▶ Entries supplied:
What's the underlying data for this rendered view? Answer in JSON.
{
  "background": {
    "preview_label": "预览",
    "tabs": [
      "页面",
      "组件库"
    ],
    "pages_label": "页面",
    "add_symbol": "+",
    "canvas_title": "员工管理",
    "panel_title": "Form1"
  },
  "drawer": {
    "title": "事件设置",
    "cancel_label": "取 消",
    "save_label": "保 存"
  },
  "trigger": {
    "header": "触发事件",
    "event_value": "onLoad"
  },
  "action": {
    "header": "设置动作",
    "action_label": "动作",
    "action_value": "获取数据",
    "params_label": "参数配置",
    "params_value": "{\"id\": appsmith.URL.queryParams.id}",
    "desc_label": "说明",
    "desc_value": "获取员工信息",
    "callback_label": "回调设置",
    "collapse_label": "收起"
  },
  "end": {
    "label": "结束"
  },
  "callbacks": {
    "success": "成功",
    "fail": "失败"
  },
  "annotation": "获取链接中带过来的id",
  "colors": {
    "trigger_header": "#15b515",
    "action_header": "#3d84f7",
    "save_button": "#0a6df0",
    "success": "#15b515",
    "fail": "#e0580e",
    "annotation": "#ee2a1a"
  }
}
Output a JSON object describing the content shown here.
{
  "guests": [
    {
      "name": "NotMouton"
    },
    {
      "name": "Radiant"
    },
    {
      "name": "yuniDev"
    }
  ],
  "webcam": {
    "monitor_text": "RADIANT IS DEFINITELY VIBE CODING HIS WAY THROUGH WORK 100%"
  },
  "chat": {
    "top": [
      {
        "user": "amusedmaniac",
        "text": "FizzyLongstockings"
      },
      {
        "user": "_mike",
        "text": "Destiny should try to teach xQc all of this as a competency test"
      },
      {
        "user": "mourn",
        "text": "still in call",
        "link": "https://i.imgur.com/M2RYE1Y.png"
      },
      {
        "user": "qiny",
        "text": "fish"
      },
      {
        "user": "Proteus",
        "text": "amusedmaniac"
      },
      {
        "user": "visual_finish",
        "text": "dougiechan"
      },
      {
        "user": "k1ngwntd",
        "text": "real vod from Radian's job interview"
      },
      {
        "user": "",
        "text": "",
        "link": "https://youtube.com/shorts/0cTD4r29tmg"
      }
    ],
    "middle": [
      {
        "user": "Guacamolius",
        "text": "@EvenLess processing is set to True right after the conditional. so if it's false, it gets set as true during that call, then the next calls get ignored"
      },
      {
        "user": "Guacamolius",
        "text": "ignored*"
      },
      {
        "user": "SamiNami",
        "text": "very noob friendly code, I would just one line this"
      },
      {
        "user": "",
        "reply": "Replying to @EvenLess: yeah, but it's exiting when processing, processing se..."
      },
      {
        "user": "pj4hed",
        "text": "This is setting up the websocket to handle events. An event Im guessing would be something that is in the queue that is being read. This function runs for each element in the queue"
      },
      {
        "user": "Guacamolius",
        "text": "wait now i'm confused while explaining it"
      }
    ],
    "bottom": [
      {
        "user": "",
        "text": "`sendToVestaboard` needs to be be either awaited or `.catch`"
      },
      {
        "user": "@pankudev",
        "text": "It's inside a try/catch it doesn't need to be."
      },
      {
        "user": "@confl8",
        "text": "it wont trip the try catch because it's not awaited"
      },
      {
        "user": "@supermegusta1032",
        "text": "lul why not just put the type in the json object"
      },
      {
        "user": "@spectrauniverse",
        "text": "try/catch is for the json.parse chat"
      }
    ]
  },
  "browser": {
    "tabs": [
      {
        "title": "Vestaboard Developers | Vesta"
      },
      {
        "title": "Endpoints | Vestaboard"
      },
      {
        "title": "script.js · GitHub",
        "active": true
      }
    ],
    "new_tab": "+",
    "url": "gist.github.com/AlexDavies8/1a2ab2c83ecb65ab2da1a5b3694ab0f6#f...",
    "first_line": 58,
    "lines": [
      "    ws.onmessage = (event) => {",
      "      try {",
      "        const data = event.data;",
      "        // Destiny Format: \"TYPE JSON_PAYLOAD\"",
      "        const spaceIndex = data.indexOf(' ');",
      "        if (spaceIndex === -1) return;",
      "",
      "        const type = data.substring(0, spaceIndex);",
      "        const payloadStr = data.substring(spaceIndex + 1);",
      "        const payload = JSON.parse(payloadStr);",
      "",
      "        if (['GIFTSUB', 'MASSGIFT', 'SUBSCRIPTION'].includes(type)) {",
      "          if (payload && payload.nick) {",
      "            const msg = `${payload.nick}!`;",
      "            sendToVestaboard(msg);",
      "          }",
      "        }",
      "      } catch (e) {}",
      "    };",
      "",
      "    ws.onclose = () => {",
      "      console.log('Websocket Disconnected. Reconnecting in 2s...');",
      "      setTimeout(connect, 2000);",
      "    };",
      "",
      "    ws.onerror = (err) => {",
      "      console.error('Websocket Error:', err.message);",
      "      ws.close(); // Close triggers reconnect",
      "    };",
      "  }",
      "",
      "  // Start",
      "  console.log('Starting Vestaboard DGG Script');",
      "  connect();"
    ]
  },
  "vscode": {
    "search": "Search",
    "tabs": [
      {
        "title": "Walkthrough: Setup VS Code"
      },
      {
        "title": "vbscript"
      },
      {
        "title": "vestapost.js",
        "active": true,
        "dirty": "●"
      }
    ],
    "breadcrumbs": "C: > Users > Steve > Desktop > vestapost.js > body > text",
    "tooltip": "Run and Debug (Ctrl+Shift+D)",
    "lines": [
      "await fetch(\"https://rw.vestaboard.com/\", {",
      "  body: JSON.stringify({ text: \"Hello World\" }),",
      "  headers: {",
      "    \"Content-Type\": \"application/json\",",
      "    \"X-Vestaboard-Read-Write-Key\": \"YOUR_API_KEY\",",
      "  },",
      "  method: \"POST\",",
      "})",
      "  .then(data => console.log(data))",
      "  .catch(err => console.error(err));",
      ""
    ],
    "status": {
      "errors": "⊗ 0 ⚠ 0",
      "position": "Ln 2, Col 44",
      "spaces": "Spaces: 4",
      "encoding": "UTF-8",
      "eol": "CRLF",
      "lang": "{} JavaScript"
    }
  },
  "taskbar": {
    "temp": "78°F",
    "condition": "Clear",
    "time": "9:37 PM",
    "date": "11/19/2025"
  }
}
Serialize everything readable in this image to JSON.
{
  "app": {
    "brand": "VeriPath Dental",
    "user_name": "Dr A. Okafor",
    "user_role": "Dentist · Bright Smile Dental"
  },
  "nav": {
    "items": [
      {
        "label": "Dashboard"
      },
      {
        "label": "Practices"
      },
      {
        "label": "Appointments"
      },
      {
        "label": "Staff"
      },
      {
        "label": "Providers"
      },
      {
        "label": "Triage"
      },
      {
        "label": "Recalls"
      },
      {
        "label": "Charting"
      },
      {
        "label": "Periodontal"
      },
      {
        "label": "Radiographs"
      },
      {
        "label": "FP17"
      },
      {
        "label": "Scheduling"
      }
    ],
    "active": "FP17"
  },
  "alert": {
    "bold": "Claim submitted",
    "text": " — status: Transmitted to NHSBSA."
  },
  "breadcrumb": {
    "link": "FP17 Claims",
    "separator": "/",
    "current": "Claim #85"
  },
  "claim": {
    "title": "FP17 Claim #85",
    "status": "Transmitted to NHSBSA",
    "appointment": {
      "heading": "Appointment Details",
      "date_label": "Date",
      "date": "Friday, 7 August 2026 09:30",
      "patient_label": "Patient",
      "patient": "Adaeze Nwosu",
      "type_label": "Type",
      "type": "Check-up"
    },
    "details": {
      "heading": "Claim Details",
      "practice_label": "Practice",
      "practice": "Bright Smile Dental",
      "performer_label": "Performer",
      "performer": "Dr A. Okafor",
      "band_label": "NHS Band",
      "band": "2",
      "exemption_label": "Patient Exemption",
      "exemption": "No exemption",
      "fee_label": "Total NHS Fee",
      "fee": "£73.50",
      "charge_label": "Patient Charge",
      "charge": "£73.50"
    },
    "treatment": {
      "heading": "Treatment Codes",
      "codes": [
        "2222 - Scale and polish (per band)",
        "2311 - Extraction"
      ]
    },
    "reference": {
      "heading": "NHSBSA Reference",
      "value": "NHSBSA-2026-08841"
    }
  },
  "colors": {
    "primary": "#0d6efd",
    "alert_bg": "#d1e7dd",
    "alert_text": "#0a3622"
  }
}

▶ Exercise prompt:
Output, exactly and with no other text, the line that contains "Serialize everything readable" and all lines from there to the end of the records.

▶ Solution:
Serialize everything readable in this image to JSON.
{
  "app": {
    "brand": "VeriPath Dental",
    "user_name": "Dr A. Okafor",
    "user_role": "Dentist · Bright Smile Dental"
  },
  "nav": {
    "items": [
      {
        "label": "Dashboard"
      },
      {
        "label": "Practices"
      },
      {
        "label": "Appointments"
      },
      {
        "label": "Staff"
      },
      {
        "label": "Providers"
      },
      {
        "label": "Triage"
      },
      {
        "label": "Recalls"
      },
      {
        "label": "Charting"
      },
      {
        "label": "Periodontal"
      },
      {
        "label": "Radiographs"
      },
      {
        "label": "FP17"
      },
      {
        "label": "Scheduling"
      }
    ],
    "active": "FP17"
  },
  "alert": {
    "bold": "Claim submitted",
    "text": " — status: Transmitted to NHSBSA."
  },
  "breadcrumb": {
    "link": "FP17 Claims",
    "separator": "/",
    "current": "Claim #85"
  },
  "claim": {
    "title": "FP17 Claim #85",
    "status": "Transmitted to NHSBSA",
    "appointment": {
      "heading": "Appointment Details",
      "date_label": "Date",
      "date": "Friday, 7 August 2026 09:30",
      "patient_label": "Patient",
      "patient": "Adaeze Nwosu",
      "type_label": "Type",
      "type": "Check-up"
    },
    "details": {
      "heading": "Claim Details",
      "practice_label": "Practice",
      "practice": "Bright Smile Dental",
      "performer_label": "Performer",
      "performer": "Dr A. Okafor",
      "band_label": "NHS Band",
      "band": "2",
      "exemption_label": "Patient Exemption",
      "exemption": "No exemption",
      "fee_label": "Total NHS Fee",
      "fee": "£73.50",
      "charge_label": "Patient Charge",
      "charge": "£73.50"
    },
    "treatment": {
      "heading": "Treatment Codes",
      "codes": [
        "2222 - Scale and polish (per band)",
        "2311 - Extraction"
      ]
    },
    "reference": {
      "heading": "NHSBSA Reference",
      "value": "NHSBSA-2026-08841"
    }
  },
  "colors": {
    "primary": "#0d6efd",
    "alert_bg": "#d1e7dd",
    "alert_text": "#0a3622"
  }
}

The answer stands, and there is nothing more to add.